> _Your objective_
Write out the full set of records exactly. Any pictures in them do not belong in the copy.

> _Given information_
_ _ _

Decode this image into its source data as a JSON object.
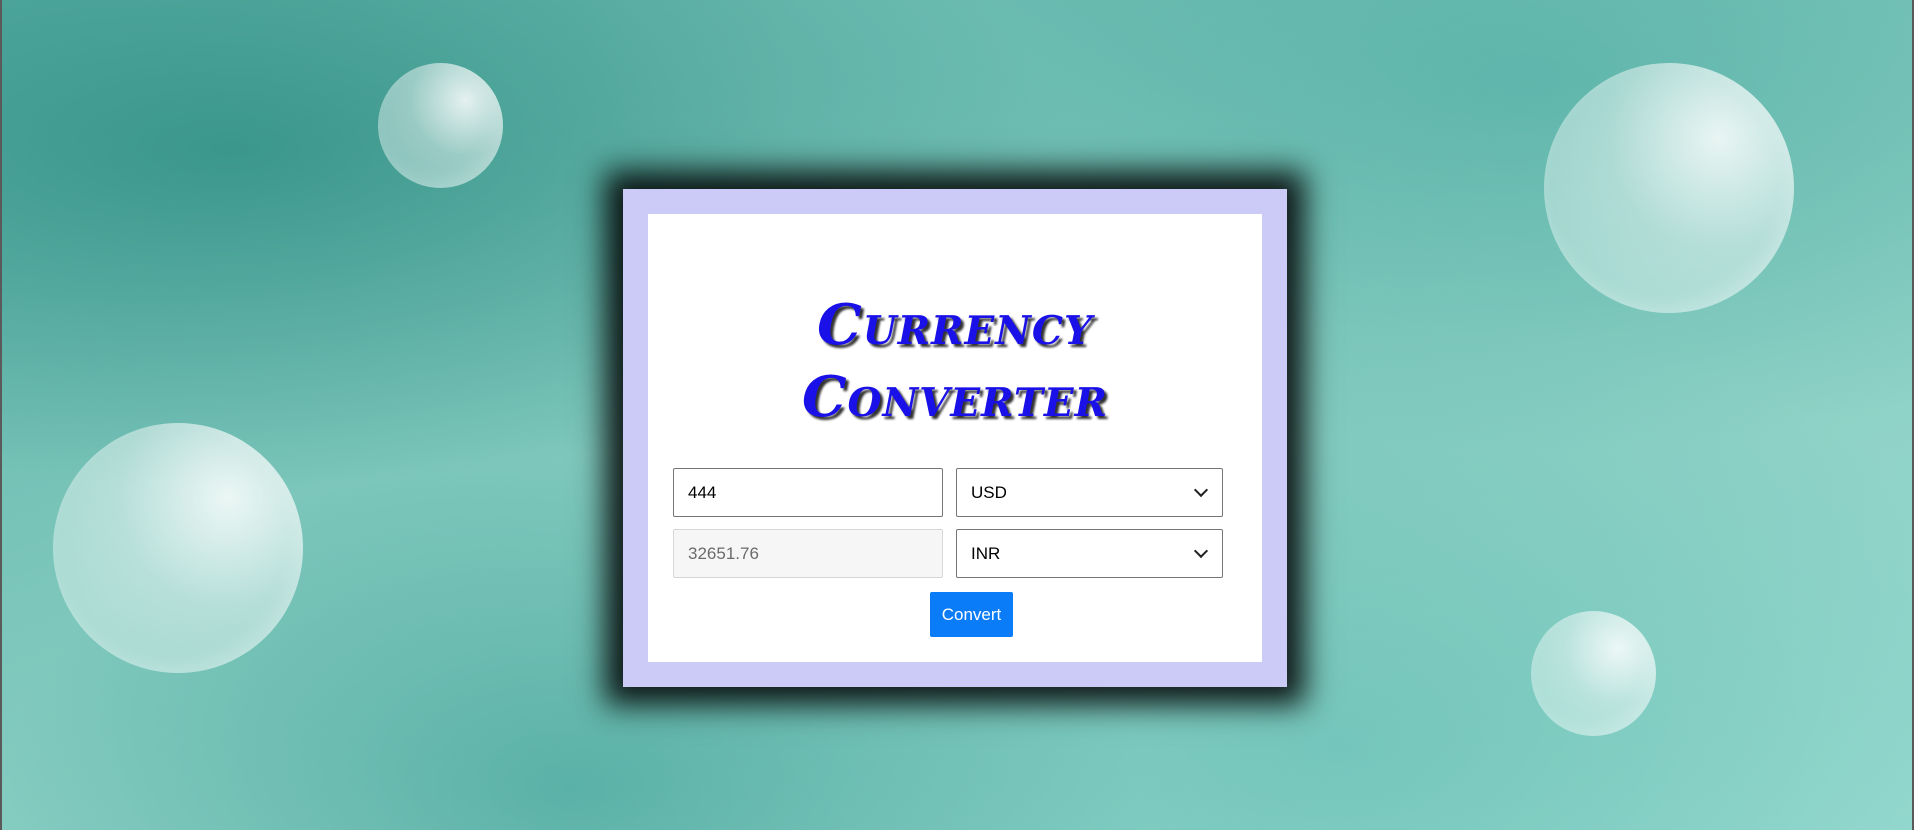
{
  "app": {
    "title_line1": "Currency",
    "title_line2": "Converter"
  },
  "converter": {
    "amount_value": "444",
    "from_currency": "USD",
    "converted_value": "32651.76",
    "to_currency": "INR",
    "convert_label": "Convert"
  },
  "colors": {
    "title": "#1a10e8",
    "button": "#0a7cf8",
    "card_border": "#cccaf6",
    "background": "#7cc6bb"
  },
  "icons": {
    "select_arrow": "chevron-down-icon"
  }
}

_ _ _

> _Result_
Decode this image into its source data as a JSON object.
{
  "app": {
    "title_line1": "Currency",
    "title_line2": "Converter"
  },
  "converter": {
    "amount_value": "444",
    "from_currency": "USD",
    "converted_value": "32651.76",
    "to_currency": "INR",
    "convert_label": "Convert"
  },
  "colors": {
    "title": "#1a10e8",
    "button": "#0a7cf8",
    "card_border": "#cccaf6",
    "background": "#7cc6bb"
  },
  "icons": {
    "select_arrow": "chevron-down-icon"
  }
}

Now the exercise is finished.